Well, it turns out Johnny’s fears are spot on, and during a market sell-off, he wakes up one morning and sees that SureThing.com is now trading at $75 a share. Instead of being down $25,000, his loss is offset by the gain of Johnny’s put options, which are now worth $15,000 (90-15). Remember, he paid $2,000 for the options to start, so in total he is only down $12,000 on his investment. This is a number that he can stomach and allows him to hold on until the market rebounds. Sure enough, SureThing.com comes through and eventually goes on to $200 a share.
Johnny was able to profit from this stock because the put allowed him to take on a position he otherwise would not have been comfortable holding, knowing he could sell it back to someone for a minimum of $90.
Starting with the stock market crash of 1987 and continuing on with the Long-Term Capital Management crisis and the collapse of the dot.com Former Fed Chairman Alan Greenspan responded to these events with an assurance that the Fed would be ready to standby and provide whatever liquidity was needed to keep financial markets from collapsing into a 1930s style catastrophe where the stock market lost more than 90% of its value and did not return to peak levels for nearly thirty years.

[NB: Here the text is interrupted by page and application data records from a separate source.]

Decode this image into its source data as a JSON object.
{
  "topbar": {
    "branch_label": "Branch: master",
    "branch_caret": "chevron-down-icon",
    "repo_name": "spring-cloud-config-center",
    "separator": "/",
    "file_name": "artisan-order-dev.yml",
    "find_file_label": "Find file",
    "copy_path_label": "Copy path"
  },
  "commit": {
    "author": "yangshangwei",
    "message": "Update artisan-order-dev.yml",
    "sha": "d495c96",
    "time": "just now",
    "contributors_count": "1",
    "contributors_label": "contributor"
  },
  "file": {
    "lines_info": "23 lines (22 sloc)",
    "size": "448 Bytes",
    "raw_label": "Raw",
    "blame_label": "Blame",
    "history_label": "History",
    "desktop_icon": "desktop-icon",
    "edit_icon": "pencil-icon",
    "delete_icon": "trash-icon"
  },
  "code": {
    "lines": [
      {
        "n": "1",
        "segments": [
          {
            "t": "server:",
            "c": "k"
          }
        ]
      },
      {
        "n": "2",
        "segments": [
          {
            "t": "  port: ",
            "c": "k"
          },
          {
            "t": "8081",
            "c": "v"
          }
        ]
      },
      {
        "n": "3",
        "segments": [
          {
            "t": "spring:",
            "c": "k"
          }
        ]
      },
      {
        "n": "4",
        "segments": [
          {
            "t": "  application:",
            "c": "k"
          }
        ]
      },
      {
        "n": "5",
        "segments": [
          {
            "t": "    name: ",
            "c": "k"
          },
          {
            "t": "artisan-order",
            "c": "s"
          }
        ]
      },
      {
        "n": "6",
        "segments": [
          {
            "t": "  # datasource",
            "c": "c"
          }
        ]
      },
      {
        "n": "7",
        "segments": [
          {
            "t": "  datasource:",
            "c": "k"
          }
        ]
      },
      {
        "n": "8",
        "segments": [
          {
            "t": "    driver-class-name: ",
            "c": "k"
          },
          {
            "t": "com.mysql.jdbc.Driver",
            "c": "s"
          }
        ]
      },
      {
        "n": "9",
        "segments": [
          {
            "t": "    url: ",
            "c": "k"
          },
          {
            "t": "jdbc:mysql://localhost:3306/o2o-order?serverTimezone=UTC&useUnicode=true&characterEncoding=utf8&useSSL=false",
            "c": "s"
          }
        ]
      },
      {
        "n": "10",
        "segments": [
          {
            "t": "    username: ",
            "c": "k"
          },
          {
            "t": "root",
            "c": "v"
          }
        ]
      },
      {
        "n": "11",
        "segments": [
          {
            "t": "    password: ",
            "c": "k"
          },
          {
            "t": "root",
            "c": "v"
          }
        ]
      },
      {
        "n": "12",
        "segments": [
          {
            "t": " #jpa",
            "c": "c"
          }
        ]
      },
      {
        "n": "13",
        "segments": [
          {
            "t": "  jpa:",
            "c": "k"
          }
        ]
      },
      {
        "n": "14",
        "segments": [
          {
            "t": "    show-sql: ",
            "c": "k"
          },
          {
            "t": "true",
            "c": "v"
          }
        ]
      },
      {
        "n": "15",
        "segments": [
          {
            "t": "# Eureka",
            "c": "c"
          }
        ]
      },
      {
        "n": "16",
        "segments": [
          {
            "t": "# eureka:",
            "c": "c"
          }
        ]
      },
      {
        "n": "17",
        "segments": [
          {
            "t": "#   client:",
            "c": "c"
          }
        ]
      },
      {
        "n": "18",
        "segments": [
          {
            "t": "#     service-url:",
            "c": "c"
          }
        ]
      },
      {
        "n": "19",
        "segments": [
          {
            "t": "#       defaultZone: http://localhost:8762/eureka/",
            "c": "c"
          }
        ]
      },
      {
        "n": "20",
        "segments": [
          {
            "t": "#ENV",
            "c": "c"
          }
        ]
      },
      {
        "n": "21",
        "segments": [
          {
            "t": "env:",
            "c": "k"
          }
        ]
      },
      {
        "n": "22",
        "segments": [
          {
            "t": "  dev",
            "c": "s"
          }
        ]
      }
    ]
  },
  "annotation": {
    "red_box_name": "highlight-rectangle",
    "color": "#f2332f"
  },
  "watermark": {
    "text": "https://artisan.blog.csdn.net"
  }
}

Traders and speculators began to rely on these assurances and even referred to them as the “Greenspan Put.” The Greenspan Put did not provide anyone with the specific ability to put their holdings to another party (that would not come until the collapse of Lehman Brothers and the expanding of the Fed Balance sheet). Still, they did rely on the comfort that any downturn in the markets would be met with swift accommodative action by the Fed that would lessen losses and shorten the time frame of such declines.
Raising the Stakes
While the Fed Put sounds nice in theory, the long-term ramifications are the creation of even larger credit financial bubbles that can be more dangerous than the one that investors are being saved from. It kicks the can of consequences for economic mistakes down the road AND shifts the costs of these mistakes to the general public as opposed to those who took the risk in the first place. It allows the moral hazard of keeping all the profits and socializing the losses.
Yesterday’s FOMC meeting and statement can leave no doubt. The Fed Put is on.
While it is good for the stock market and asset prices in the short term, it raises the prospect of increased volatility down the road. As always, investors need to walk the tight rope of staying invested to preserve future purchasing power with the risk of being overexposed to markets that are more likely to experience significant volatility. Unfortunately, the Fed put raises the stakes and lifts that tight rope higher, so any mistake (to either side) of that wire is a more dangerous fall.
DISCLAIMER: Nothing in this article should be construed as a personal recommendation or advice. Nor should anything in this article be construed as an offer, or a solicitation of an offer, to sell or buy any investment security. Barnhart Investment Advisory clients and principals may hold positions in any securities mentioned in this article. Investors should conduct their own due diligence and seek the advice of a financial and/or investment professional before making any investment decisions.